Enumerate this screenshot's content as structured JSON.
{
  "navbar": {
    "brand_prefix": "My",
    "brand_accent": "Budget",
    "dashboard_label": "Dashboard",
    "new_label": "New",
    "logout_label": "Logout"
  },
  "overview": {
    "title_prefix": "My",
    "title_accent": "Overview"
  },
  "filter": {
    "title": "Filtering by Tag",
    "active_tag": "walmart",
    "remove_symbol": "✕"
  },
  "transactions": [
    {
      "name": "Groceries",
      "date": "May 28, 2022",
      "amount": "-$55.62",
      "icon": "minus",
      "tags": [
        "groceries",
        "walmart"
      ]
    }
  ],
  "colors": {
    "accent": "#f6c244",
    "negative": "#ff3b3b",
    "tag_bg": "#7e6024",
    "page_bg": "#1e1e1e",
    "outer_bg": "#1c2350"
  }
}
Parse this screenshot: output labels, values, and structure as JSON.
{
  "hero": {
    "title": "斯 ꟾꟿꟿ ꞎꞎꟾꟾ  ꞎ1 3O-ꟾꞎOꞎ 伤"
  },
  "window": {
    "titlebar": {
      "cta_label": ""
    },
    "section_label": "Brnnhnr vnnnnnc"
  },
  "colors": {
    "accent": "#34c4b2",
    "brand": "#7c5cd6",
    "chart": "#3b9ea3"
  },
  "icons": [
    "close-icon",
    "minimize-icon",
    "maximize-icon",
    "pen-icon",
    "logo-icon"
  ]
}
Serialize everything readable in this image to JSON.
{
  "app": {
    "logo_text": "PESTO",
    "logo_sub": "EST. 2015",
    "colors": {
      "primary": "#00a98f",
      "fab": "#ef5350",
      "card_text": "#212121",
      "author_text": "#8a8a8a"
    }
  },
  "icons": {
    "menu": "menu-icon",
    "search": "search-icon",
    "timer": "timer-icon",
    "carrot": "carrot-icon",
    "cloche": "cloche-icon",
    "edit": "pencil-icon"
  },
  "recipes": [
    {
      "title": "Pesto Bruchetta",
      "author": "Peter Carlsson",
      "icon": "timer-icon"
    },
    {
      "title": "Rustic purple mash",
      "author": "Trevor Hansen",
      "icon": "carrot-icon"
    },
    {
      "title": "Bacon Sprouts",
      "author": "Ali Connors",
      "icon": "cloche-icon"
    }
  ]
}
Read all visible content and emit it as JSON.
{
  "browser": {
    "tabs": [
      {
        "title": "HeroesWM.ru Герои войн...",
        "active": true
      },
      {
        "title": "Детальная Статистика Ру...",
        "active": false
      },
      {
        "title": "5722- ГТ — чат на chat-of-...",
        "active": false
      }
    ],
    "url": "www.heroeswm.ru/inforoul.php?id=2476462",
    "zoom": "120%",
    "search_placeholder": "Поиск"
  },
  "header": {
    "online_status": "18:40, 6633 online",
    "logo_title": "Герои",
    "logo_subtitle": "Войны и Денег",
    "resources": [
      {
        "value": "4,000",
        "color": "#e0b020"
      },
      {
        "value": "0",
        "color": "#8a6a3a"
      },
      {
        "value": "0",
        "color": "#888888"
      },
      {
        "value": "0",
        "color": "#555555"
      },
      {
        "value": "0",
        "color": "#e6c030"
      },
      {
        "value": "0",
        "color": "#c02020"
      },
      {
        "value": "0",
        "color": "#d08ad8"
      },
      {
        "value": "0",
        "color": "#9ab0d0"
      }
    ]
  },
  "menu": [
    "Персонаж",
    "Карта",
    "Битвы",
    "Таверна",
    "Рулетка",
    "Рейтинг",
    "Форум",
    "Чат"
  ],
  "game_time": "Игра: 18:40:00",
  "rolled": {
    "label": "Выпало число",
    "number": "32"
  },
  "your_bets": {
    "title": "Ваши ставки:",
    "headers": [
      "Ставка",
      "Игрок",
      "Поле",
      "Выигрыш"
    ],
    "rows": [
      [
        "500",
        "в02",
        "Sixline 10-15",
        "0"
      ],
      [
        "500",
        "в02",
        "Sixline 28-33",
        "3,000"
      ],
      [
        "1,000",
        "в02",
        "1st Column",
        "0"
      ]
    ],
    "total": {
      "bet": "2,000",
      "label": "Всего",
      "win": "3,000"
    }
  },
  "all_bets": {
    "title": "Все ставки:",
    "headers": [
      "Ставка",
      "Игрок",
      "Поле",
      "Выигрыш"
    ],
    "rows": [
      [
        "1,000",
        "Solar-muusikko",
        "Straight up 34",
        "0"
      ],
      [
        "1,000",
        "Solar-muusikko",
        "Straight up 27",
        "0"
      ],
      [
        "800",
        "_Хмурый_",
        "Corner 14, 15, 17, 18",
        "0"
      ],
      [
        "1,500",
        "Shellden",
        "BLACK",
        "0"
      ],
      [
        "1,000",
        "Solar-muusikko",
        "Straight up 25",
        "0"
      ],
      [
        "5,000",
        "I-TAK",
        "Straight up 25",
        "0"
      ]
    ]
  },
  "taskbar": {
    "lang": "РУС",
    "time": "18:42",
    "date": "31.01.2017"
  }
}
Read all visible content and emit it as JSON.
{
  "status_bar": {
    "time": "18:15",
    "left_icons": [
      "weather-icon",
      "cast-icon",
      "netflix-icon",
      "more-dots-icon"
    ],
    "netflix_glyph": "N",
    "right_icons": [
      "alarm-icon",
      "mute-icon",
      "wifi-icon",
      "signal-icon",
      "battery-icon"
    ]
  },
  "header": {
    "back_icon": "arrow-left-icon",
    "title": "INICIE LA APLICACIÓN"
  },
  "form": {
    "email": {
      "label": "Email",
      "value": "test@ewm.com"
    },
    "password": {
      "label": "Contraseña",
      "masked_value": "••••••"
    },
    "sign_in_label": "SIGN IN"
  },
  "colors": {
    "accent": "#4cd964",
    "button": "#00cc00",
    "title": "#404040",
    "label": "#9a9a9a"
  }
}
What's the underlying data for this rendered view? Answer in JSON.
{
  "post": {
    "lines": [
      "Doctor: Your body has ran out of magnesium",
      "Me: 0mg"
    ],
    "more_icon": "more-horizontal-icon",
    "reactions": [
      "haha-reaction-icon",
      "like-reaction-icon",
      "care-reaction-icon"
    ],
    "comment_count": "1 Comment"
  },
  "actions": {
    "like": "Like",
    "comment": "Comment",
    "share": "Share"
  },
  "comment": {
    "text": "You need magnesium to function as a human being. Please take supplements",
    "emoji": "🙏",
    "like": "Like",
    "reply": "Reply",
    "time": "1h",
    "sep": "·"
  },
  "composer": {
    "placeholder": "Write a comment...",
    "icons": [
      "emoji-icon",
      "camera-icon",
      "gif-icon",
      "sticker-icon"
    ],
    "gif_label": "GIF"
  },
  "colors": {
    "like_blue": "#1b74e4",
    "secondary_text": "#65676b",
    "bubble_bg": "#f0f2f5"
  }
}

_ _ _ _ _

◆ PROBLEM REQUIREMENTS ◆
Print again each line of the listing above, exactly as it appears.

◆ RESULT OF THIS TASK ◆
Enumerate this screenshot's content as structured JSON.
{
  "navbar": {
    "brand_prefix": "My",
    "brand_accent": "Budget",
    "dashboard_label": "Dashboard",
    "new_label": "New",
    "logout_label": "Logout"
  },
  "overview": {
    "title_prefix": "My",
    "title_accent": "Overview"
  },
  "filter": {
    "title": "Filtering by Tag",
    "active_tag": "walmart",
    "remove_symbol": "✕"
  },
  "transactions": [
    {
      "name": "Groceries",
      "date": "May 28, 2022",
      "amount": "-$55.62",
      "icon": "minus",
      "tags": [
        "groceries",
        "walmart"
      ]
    }
  ],
  "colors": {
    "accent": "#f6c244",
    "negative": "#ff3b3b",
    "tag_bg": "#7e6024",
    "page_bg": "#1e1e1e",
    "outer_bg": "#1c2350"
  }
}
Parse this screenshot: output labels, values, and structure as JSON.
{
  "hero": {
    "title": "斯 ꟾꟿꟿ ꞎꞎꟾꟾ  ꞎ1 3O-ꟾꞎOꞎ 伤"
  },
  "window": {
    "titlebar": {
      "cta_label": ""
    },
    "section_label": "Brnnhnr vnnnnnc"
  },
  "colors": {
    "accent": "#34c4b2",
    "brand": "#7c5cd6",
    "chart": "#3b9ea3"
  },
  "icons": [
    "close-icon",
    "minimize-icon",
    "maximize-icon",
    "pen-icon",
    "logo-icon"
  ]
}
Serialize everything readable in this image to JSON.
{
  "app": {
    "logo_text": "PESTO",
    "logo_sub": "EST. 2015",
    "colors": {
      "primary": "#00a98f",
      "fab": "#ef5350",
      "card_text": "#212121",
      "author_text": "#8a8a8a"
    }
  },
  "icons": {
    "menu": "menu-icon",
    "search": "search-icon",
    "timer": "timer-icon",
    "carrot": "carrot-icon",
    "cloche": "cloche-icon",
    "edit": "pencil-icon"
  },
  "recipes": [
    {
      "title": "Pesto Bruchetta",
      "author": "Peter Carlsson",
      "icon": "timer-icon"
    },
    {
      "title": "Rustic purple mash",
      "author": "Trevor Hansen",
      "icon": "carrot-icon"
    },
    {
      "title": "Bacon Sprouts",
      "author": "Ali Connors",
      "icon": "cloche-icon"
    }
  ]
}
Read all visible content and emit it as JSON.
{
  "browser": {
    "tabs": [
      {
        "title": "HeroesWM.ru Герои войн...",
        "active": true
      },
      {
        "title": "Детальная Статистика Ру...",
        "active": false
      },
      {
        "title": "5722- ГТ — чат на chat-of-...",
        "active": false
      }
    ],
    "url": "www.heroeswm.ru/inforoul.php?id=2476462",
    "zoom": "120%",
    "search_placeholder": "Поиск"
  },
  "header": {
    "online_status": "18:40, 6633 online",
    "logo_title": "Герои",
    "logo_subtitle": "Войны и Денег",
    "resources": [
      {
        "value": "4,000",
        "color": "#e0b020"
      },
      {
        "value": "0",
        "color": "#8a6a3a"
      },
      {
        "value": "0",
        "color": "#888888"
      },
      {
        "value": "0",
        "color": "#555555"
      },
      {
        "value": "0",
        "color": "#e6c030"
      },
      {
        "value": "0",
        "color": "#c02020"
      },
      {
        "value": "0",
        "color": "#d08ad8"
      },
      {
        "value": "0",
        "color": "#9ab0d0"
      }
    ]
  },
  "menu": [
    "Персонаж",
    "Карта",
    "Битвы",
    "Таверна",
    "Рулетка",
    "Рейтинг",
    "Форум",
    "Чат"
  ],
  "game_time": "Игра: 18:40:00",
  "rolled": {
    "label": "Выпало число",
    "number": "32"
  },
  "your_bets": {
    "title": "Ваши ставки:",
    "headers": [
      "Ставка",
      "Игрок",
      "Поле",
      "Выигрыш"
    ],
    "rows": [
      [
        "500",
        "в02",
        "Sixline 10-15",
        "0"
      ],
      [
        "500",
        "в02",
        "Sixline 28-33",
        "3,000"
      ],
      [
        "1,000",
        "в02",
        "1st Column",
        "0"
      ]
    ],
    "total": {
      "bet": "2,000",
      "label": "Всего",
      "win": "3,000"
    }
  },
  "all_bets": {
    "title": "Все ставки:",
    "headers": [
      "Ставка",
      "Игрок",
      "Поле",
      "Выигрыш"
    ],
    "rows": [
      [
        "1,000",
        "Solar-muusikko",
        "Straight up 34",
        "0"
      ],
      [
        "1,000",
        "Solar-muusikko",
        "Straight up 27",
        "0"
      ],
      [
        "800",
        "_Хмурый_",
        "Corner 14, 15, 17, 18",
        "0"
      ],
      [
        "1,500",
        "Shellden",
        "BLACK",
        "0"
      ],
      [
        "1,000",
        "Solar-muusikko",
        "Straight up 25",
        "0"
      ],
      [
        "5,000",
        "I-TAK",
        "Straight up 25",
        "0"
      ]
    ]
  },
  "taskbar": {
    "lang": "РУС",
    "time": "18:42",
    "date": "31.01.2017"
  }
}
Read all visible content and emit it as JSON.
{
  "status_bar": {
    "time": "18:15",
    "left_icons": [
      "weather-icon",
      "cast-icon",
      "netflix-icon",
      "more-dots-icon"
    ],
    "netflix_glyph": "N",
    "right_icons": [
      "alarm-icon",
      "mute-icon",
      "wifi-icon",
      "signal-icon",
      "battery-icon"
    ]
  },
  "header": {
    "back_icon": "arrow-left-icon",
    "title": "INICIE LA APLICACIÓN"
  },
  "form": {
    "email": {
      "label": "Email",
      "value": "test@ewm.com"
    },
    "password": {
      "label": "Contraseña",
      "masked_value": "••••••"
    },
    "sign_in_label": "SIGN IN"
  },
  "colors": {
    "accent": "#4cd964",
    "button": "#00cc00",
    "title": "#404040",
    "label": "#9a9a9a"
  }
}
What's the underlying data for this rendered view? Answer in JSON.
{
  "post": {
    "lines": [
      "Doctor: Your body has ran out of magnesium",
      "Me: 0mg"
    ],
    "more_icon": "more-horizontal-icon",
    "reactions": [
      "haha-reaction-icon",
      "like-reaction-icon",
      "care-reaction-icon"
    ],
    "comment_count": "1 Comment"
  },
  "actions": {
    "like": "Like",
    "comment": "Comment",
    "share": "Share"
  },
  "comment": {
    "text": "You need magnesium to function as a human being. Please take supplements",
    "emoji": "🙏",
    "like": "Like",
    "reply": "Reply",
    "time": "1h",
    "sep": "·"
  },
  "composer": {
    "placeholder": "Write a comment...",
    "icons": [
      "emoji-icon",
      "camera-icon",
      "gif-icon",
      "sticker-icon"
    ],
    "gif_label": "GIF"
  },
  "colors": {
    "like_blue": "#1b74e4",
    "secondary_text": "#65676b",
    "bubble_bg": "#f0f2f5"
  }
}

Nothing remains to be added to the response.